On top of that, the medical doctor adds that the current CDC guidelines: social distancing, wearing a mask, and washing hands frequently will help kill two birds with one stone.

"All of those will also help us in the containment of the flu," Zappa said.

The other big challenge is attempting to treat patients who walk-in with symptoms that could derive from the flu or COVID-19. It's an adjustment that Zappa is confident CFVMC medical staff will be able to make.

"That's going to force us to say, 'OK, how do we test for both? How do we test one or the other?'"

CFVMC officials recommend people start getting vaccines in September and October, in order to do their part to help those on the front line come fall and winter.

"It would be great, if I were seeing a patient who comes in saying, 'Hey, I've got fever, cough, congestion, and yes, I've already got my flu vaccine,'" Zappa said.

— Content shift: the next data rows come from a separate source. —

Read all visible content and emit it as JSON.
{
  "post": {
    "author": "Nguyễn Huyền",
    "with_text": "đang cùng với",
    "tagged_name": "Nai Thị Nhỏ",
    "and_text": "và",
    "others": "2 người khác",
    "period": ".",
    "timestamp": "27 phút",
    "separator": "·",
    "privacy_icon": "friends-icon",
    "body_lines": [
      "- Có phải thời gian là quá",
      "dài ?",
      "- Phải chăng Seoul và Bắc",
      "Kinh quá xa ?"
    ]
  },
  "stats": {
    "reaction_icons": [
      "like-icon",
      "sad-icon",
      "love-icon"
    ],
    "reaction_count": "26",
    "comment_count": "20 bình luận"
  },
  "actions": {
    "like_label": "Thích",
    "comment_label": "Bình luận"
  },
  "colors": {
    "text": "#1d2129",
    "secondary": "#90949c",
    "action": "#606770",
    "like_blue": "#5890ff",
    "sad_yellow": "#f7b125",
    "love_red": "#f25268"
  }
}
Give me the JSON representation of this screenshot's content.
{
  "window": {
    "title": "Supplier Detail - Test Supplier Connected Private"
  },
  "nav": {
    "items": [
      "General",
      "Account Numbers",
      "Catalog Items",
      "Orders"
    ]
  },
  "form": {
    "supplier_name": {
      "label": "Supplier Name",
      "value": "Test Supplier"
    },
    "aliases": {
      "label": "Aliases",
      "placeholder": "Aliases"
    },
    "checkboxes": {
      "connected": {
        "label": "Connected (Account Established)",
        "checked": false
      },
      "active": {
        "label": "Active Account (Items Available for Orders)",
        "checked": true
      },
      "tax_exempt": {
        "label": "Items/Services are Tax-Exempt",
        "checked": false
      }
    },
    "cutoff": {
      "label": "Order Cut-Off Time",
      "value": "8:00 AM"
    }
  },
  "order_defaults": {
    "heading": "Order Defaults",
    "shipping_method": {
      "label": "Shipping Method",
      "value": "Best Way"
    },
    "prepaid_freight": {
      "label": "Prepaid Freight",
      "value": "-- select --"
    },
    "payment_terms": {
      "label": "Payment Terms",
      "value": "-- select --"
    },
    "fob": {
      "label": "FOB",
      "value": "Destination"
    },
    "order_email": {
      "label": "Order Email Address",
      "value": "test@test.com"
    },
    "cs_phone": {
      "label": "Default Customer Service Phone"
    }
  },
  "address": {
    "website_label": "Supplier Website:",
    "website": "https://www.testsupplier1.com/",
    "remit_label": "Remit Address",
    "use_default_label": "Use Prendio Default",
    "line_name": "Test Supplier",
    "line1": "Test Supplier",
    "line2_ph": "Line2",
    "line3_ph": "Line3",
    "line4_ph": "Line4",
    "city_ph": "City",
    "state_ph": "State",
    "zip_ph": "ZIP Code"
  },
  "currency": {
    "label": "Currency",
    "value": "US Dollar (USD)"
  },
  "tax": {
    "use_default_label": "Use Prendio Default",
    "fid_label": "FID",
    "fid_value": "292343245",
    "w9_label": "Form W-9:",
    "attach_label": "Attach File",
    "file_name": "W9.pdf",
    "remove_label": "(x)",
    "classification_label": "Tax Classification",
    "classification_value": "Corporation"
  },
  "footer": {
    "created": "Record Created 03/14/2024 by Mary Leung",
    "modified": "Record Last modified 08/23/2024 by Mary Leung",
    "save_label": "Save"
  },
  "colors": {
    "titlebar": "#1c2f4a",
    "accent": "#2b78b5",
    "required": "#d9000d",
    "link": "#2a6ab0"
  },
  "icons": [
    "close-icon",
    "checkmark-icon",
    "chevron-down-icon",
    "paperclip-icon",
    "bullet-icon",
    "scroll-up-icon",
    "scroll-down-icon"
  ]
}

Flu season traditionally starts in October and ends around March.